[[ SUPPLIED RECORDS, beginning ]]

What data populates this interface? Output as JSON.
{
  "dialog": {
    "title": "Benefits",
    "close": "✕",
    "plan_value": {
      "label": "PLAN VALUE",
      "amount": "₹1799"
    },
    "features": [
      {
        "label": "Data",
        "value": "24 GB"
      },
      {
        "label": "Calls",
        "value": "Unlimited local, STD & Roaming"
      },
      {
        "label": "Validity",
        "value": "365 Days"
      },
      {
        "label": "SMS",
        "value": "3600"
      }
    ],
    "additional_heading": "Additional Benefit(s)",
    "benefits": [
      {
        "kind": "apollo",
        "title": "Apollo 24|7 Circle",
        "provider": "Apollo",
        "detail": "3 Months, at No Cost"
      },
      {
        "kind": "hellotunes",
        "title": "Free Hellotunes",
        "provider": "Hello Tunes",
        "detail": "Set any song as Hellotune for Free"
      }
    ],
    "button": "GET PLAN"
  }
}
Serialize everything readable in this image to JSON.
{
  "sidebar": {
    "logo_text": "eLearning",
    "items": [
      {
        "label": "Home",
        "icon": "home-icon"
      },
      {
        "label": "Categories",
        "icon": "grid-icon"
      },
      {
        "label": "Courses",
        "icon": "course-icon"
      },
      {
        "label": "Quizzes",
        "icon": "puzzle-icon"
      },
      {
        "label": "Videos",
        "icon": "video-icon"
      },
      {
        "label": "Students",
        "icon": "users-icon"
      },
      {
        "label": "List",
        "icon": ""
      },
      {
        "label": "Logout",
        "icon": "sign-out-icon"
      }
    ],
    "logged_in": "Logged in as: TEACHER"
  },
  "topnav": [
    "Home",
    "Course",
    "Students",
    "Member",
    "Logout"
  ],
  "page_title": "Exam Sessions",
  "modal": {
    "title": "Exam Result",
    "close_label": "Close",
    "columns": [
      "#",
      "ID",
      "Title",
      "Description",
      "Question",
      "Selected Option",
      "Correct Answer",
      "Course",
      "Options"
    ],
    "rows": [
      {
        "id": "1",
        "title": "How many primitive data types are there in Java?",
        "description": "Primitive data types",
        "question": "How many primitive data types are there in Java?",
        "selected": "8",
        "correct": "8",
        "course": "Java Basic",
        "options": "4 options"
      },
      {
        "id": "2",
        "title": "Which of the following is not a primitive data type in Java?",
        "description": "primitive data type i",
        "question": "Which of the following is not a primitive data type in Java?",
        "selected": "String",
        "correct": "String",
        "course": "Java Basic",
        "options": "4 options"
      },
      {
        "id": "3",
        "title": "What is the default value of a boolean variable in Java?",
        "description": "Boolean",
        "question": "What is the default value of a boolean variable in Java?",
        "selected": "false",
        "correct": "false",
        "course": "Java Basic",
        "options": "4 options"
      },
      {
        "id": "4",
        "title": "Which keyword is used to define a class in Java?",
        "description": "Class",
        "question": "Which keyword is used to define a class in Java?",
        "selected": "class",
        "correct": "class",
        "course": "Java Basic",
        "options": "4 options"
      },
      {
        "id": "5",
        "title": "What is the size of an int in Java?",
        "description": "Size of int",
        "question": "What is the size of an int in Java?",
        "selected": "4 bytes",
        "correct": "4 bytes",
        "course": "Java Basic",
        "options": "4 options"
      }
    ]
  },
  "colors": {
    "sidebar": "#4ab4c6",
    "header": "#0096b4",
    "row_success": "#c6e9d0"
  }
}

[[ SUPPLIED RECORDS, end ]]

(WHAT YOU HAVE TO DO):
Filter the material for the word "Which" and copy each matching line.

(RESPONSE TO THE EXERCISE):
        "title": "Which of the following is not a primitive data type in Java?",
        "question": "Which of the following is not a primitive data type in Java?",
        "title": "Which keyword is used to define a class in Java?",
        "question": "Which keyword is used to define a class in Java?",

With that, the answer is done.